In fall 2020, students examined modernist and avant-garde experiments in word and image in the 20th century in the course, “Language to Be Looked At,” co-taught by Joshua Kotin, associate professor of English, and Irene Small, associate professor of art and archaeology. The course was crosslisted in the Program in Humanistic Studies, English, and art and archaeology.
Abolition Then and Now is a collaborative, virtual exhibition put together as part of a final project for a course on the writings of Frederick Douglass and Ralph Waldo Emerson in the fall of 2020.
A Book Talk and Discussion of Becoming Human: Matter and Meaning in an Antiblack World (NYU 2020) with Zakiyyah Iman Jackson. April 22, 2021 at 4:30pm via zoom.
Join the Department of English in welcoming our Bain Swiggett Distinguished Visitor in Poetry & Poetics, Virginia Jackson, on March 25th at 4:30pm.
Professor Jackson will discuss a pre-circulated section of Before Modernism: Inventing American Lyric in the Nineteenth Century.
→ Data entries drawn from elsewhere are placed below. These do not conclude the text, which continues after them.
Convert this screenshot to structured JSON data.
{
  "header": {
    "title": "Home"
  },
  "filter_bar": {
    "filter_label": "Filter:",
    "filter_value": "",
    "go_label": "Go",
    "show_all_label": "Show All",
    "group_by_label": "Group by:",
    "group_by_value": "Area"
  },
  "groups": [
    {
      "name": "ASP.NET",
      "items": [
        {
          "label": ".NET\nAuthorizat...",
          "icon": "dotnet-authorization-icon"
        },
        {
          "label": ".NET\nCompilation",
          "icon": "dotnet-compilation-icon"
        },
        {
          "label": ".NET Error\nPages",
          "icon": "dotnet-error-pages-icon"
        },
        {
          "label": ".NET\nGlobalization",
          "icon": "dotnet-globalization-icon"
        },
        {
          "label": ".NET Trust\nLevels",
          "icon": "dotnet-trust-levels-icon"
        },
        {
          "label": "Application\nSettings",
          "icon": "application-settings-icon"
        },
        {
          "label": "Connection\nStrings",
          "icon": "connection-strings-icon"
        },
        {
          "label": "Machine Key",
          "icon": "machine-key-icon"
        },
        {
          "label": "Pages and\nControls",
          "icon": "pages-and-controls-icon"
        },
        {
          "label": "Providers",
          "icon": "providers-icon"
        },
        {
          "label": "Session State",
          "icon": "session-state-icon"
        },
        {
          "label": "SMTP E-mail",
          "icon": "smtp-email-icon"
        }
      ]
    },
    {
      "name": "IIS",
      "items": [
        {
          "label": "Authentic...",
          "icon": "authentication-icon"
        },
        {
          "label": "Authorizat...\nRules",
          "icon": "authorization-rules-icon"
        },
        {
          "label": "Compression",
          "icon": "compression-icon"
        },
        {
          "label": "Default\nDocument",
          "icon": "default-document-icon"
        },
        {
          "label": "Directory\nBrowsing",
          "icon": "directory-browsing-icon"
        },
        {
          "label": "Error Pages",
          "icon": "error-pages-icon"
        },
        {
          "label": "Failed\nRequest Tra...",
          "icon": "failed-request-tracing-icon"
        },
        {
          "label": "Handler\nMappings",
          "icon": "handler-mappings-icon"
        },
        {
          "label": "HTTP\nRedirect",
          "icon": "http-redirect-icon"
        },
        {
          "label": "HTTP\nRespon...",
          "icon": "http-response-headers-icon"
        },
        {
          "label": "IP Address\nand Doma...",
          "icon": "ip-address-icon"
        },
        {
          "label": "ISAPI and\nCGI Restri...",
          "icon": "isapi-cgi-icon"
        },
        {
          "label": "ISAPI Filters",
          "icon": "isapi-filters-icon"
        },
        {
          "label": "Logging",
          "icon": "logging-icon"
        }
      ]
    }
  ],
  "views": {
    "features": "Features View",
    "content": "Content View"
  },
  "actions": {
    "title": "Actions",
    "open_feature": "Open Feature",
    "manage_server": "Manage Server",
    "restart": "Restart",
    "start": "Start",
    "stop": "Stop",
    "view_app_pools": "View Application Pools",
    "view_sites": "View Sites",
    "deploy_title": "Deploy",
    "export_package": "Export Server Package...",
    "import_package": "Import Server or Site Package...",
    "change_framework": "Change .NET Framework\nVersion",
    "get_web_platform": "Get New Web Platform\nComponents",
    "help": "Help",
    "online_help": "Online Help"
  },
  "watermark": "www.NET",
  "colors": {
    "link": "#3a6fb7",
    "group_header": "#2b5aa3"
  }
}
Congratulations to Paige Allen, an English Department concentrator, who has been named a co-winner of the 2021 Moses Taylor Pyne Honor Prize, the highest general distinction conferred on an undergraduate.
Allen, from Mountain Top, Pennsylvania, is also pursuing certificates in creative writing, humanistic studies, music theater and theater.
Click here to read the full story on the University homepage.
The Next Chapter: Alumni Conversations in the Department of English. Please join us on March 3, 2021 at 4:30 p.m. via Zoom to meet the panel of Princeton University English Department alumni:
Eu Na Noh '16 (Law)
L. Driskell-Garcia '17 (Education)
Emily Silk '10 (Publishing)
Jack Lohmann '19 (Journalism)
Veronica Pickett '10 (TV/ Media)
Claire Greene '13 (Medicine)
Gunnar Rice '17 (Graduate School)
Bhaamati Borkheteria '20 (Tech)
The department has published its 2019 - 2020 Annual Report. Click the link to read the online publication:
Department of English Annual Report 2019 - 2020.
The Trans Studies Symposium will bring together artists, scholars, and community organizers to be in dialogue about the current state of trans studies and movement building. Over four conversations, the symposium will help to unfurl the legacies of trans organizing, scholarship, art practices, and histories, and how we might consider this history as we move forward into a precarious future.
Here's one way to connect while we are apart: "Here and There," the English Department podcast and literary review, made by our English Outreach Interns and featuring student prose, poetry, illustrated graphic fiction and non-fiction, visual art, radio storytelling, and interviews with English faculty and members of the Princeton community. Enjoy, submit, and join this venue for shared discussion and connection.
From the writers of “The Lost Generation,” who include American expatriates F. Scott Fitzgerald, Ernest Hemingway and Gertrude Stein, to Sylvia Beach’s Shakespeare and Company bookshop, and to influential French writers like Guillaume Apollinaire or the Surrealists, early 20th-century Paris continues to hold a special allure for tourists and academics alike.
With support from a Humanities Center Gardner Grant, Susan Wolfson’s Frankenstein@200 convened a collquium March 2019 on Teaching Frankenstein: Race, Ethics, Pedagogy, Princeton PhD John Bugg (now a Professor at Fordham) and Adam Potkay, here in AY 2018-2019 as a Rockefeller Fellow at the Center for Human Values, and from that post interacted with a lot of our students in his classes, in colloquia. Essays developed from this occasion have just been published in Keats-Shelley Review 34.1 (2020), attracting much interest (in ways we could not have foreseen) in br